• WORK ITEM:
Filter task. Return each line of the material that holds the string "объединить".

※ ※ ※

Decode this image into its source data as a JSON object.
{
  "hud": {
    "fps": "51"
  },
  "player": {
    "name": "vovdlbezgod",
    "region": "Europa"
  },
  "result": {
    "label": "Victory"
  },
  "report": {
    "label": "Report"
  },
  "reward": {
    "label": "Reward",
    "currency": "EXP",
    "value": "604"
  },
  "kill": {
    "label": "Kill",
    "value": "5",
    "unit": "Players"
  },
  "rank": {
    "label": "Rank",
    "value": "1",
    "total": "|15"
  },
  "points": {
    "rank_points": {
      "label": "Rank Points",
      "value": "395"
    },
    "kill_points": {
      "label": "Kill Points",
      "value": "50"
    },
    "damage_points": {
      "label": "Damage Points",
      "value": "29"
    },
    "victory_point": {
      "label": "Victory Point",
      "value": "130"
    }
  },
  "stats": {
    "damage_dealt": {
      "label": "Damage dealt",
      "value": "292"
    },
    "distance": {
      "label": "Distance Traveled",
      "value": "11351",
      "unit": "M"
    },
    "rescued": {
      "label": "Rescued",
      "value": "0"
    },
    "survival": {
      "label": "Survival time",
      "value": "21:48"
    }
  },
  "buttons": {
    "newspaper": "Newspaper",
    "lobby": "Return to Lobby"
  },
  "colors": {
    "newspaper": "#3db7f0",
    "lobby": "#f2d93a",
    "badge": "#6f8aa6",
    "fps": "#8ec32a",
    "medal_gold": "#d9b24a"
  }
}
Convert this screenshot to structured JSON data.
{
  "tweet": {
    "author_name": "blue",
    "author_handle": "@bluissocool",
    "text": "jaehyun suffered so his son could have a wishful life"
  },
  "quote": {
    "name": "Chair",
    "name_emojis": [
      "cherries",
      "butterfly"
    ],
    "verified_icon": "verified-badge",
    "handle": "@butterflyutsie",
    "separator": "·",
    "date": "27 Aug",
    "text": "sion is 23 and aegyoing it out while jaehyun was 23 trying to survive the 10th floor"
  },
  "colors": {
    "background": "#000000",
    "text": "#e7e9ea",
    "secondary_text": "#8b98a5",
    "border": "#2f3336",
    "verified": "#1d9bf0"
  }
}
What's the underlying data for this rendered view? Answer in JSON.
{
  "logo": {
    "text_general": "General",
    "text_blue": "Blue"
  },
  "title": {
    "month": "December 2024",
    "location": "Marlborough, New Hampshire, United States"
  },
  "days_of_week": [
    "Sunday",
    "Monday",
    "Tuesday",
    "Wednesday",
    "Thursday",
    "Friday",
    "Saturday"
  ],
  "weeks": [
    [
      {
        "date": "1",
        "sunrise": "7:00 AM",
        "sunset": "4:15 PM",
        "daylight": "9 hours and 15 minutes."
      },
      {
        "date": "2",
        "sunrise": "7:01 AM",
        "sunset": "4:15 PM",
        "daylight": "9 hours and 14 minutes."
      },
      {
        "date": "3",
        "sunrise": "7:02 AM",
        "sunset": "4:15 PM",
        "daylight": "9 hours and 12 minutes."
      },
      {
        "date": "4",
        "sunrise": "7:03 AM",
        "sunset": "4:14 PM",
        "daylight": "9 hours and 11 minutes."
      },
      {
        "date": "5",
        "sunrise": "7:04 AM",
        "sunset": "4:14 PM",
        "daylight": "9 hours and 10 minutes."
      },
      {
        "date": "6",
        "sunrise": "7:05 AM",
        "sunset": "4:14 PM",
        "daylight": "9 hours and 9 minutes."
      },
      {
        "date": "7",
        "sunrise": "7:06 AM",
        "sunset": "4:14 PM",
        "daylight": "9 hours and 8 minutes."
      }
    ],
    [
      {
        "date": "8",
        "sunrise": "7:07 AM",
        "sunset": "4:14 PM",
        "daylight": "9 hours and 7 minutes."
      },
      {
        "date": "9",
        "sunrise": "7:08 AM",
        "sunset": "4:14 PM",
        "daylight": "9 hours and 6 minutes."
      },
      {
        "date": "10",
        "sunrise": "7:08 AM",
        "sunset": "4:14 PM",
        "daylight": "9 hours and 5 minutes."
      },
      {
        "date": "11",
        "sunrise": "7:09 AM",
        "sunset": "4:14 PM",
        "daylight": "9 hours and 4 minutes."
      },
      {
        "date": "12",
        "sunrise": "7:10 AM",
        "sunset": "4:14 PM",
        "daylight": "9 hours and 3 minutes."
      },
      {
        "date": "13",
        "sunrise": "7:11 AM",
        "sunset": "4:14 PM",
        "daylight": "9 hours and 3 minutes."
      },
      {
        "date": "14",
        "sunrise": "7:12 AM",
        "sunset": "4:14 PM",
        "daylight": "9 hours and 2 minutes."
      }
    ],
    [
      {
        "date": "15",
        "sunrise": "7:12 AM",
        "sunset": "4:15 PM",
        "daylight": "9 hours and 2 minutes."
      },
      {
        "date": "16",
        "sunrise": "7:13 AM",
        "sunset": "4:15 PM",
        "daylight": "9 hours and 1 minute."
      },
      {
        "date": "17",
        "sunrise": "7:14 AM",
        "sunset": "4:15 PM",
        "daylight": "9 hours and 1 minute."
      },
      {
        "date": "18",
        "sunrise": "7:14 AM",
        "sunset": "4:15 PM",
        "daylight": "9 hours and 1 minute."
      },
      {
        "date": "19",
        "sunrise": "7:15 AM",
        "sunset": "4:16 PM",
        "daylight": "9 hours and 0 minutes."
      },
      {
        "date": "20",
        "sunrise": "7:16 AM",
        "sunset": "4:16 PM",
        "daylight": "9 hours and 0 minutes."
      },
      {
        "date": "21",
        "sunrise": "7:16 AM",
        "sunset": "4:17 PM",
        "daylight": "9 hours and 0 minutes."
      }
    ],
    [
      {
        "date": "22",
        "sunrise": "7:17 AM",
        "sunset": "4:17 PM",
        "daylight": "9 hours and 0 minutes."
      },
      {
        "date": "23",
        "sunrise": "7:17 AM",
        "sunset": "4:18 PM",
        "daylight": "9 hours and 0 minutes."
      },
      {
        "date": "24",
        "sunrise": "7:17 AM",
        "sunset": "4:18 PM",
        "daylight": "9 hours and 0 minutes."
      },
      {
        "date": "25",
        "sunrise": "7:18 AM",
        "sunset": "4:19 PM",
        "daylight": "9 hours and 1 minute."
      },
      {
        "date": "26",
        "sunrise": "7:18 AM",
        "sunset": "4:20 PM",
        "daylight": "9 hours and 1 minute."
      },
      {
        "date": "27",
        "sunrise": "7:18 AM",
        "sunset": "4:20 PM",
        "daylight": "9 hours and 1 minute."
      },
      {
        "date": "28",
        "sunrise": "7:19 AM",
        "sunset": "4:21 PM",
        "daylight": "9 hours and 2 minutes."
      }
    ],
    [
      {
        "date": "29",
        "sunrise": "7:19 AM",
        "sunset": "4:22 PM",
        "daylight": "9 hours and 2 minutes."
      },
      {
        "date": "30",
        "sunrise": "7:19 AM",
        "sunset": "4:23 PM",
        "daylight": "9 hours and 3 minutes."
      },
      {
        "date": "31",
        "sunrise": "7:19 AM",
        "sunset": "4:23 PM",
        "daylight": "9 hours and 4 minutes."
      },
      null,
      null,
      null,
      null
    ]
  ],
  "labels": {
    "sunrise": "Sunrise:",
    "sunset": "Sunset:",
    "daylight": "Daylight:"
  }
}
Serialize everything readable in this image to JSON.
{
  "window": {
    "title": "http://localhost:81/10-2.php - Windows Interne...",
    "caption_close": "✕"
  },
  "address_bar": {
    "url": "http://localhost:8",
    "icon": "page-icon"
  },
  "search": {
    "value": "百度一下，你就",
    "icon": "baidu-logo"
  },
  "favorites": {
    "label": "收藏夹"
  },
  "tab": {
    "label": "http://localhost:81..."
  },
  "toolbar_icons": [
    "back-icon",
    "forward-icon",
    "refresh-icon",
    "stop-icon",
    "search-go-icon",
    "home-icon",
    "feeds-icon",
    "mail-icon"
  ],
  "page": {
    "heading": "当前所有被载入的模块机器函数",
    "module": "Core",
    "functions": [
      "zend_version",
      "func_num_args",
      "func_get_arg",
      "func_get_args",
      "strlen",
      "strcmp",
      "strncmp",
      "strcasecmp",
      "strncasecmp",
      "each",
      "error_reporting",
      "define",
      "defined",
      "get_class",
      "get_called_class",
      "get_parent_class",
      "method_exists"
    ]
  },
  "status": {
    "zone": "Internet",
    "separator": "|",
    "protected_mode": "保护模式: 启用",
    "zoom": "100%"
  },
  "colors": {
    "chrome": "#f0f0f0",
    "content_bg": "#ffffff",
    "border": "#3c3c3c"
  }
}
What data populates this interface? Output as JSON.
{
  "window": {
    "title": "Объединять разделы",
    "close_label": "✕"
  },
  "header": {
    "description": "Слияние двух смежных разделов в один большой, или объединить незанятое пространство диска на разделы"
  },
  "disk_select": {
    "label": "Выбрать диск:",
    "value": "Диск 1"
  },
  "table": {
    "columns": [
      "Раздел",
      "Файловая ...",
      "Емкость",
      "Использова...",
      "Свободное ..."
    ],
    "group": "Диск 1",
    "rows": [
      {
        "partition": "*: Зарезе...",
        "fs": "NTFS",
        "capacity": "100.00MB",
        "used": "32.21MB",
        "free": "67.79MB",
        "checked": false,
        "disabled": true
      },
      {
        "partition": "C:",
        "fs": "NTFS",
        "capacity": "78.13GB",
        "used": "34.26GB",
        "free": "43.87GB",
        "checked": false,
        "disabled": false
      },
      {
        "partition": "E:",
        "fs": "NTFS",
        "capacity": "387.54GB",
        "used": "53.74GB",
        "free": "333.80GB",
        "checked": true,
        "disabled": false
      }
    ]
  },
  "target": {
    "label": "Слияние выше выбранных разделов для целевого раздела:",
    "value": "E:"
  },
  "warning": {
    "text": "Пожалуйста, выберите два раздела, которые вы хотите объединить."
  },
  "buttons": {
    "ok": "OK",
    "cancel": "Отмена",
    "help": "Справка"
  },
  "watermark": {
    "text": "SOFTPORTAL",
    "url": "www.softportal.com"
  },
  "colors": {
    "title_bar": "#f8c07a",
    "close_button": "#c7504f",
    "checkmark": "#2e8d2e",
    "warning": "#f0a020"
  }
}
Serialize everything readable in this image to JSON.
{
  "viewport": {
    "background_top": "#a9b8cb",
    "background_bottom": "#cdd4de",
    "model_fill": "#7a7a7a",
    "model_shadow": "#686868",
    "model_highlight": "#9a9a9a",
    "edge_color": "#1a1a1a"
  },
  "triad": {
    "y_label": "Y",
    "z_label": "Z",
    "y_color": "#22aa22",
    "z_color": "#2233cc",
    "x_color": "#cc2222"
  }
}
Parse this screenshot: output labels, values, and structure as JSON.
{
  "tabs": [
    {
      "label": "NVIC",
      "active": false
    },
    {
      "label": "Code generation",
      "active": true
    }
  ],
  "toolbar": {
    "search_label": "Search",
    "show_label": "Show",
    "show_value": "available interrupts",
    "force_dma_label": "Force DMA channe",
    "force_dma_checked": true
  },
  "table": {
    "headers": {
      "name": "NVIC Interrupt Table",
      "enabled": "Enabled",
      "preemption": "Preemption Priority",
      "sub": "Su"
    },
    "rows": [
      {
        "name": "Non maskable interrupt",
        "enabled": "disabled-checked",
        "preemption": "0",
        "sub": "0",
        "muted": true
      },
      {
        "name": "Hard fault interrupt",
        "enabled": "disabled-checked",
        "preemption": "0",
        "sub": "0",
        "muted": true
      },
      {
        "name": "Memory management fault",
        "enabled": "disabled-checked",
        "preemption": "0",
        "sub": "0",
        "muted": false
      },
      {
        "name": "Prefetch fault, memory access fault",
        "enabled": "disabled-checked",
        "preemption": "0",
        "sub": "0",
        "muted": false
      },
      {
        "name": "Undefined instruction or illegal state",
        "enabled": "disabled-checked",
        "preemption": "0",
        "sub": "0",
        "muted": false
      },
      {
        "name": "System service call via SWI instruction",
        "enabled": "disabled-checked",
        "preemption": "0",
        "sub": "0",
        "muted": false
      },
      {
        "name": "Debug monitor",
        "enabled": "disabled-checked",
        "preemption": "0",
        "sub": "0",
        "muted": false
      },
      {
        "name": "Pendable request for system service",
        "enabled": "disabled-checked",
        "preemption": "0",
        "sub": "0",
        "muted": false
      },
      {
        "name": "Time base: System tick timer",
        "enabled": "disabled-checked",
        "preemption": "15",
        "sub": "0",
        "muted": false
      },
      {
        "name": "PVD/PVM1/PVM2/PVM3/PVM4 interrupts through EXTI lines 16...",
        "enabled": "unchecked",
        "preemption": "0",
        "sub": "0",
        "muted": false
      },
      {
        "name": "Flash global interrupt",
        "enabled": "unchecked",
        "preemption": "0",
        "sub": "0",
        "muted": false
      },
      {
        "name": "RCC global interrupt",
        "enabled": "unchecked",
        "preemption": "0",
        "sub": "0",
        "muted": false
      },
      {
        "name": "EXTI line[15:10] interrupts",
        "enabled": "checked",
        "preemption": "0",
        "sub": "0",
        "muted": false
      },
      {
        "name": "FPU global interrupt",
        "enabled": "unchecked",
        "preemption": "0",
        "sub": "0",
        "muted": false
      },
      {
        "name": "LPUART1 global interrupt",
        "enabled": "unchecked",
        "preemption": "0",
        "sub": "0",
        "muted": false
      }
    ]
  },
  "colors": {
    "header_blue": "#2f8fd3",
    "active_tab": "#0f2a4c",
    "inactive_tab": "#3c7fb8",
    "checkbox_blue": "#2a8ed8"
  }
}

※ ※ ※

• OUTPUT OF THE TASK:
    "description": "Слияние двух смежных разделов в один большой, или объединить незанятое пространство диска на разделы"
    "text": "Пожалуйста, выберите два раздела, которые вы хотите объединить."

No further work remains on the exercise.